J Exp Med 2002 Jun;195(11):1433-44
Division of Biochemistry and Molecular Biology, The John Curtin School of Medical Research, Australian National University, Canberra, ACT 0200, Australia.

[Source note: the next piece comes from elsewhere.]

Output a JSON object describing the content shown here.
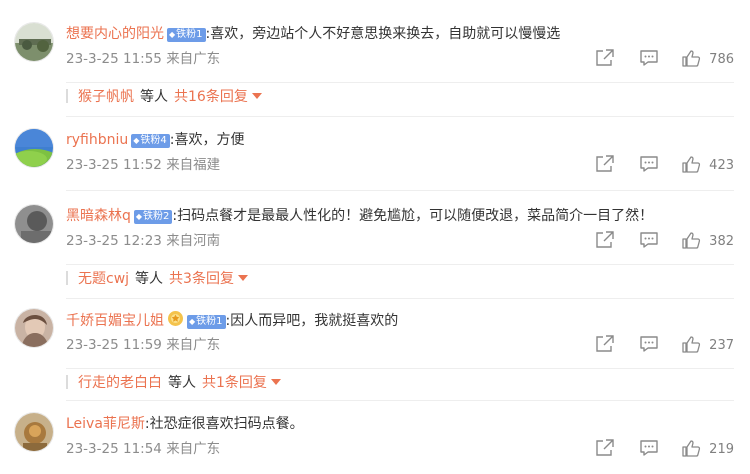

Interleukin (IL)-5 and IL-13 are thought to play key roles in the pathogenesis of asthma. Although both cytokines use eotaxin to regulate eosinophilia, IL-13 is thought to operate a separate pathway to IL-5 to induce airways hyperreactivity (AHR) in the allergic lung. However, identification of the key pathway(s) used by IL-5 and IL-13 in the disease process is confounded by the failure of anti-IL-5 or anti-IL-13 treatments to completely inhibit the accumulation of eosinophils in lung tissue. By using mice deficient in both IL-5 and eotaxin (IL-5/eotaxin(-/-)) we have abolished tissue eosinophilia and the induction of AHR in the allergic lung. Notably, in mice deficient in IL-5/eotaxin the ability of CD4(+) T helper cell (Th)2 lymphocytes to produce IL-13, a critical regulator of airways smooth muscle constriction and obstruction, was significantly impaired. Moreover, the transfer of eosinophils to IL-5/eotaxin(-/-) mice overcame the intrinsic defect in T cell IL-13 production. Thus, factors produced by eosinophils may either directly or indirectly modulate the production of IL-13 during Th2 cell development. Our data show that IL-5 and eotaxin intrinsically modulate IL-13 production from Th2 cells and that these signaling systems are not necessarily independent effector pathways and may also be integrated to regulate aspects of allergic disease.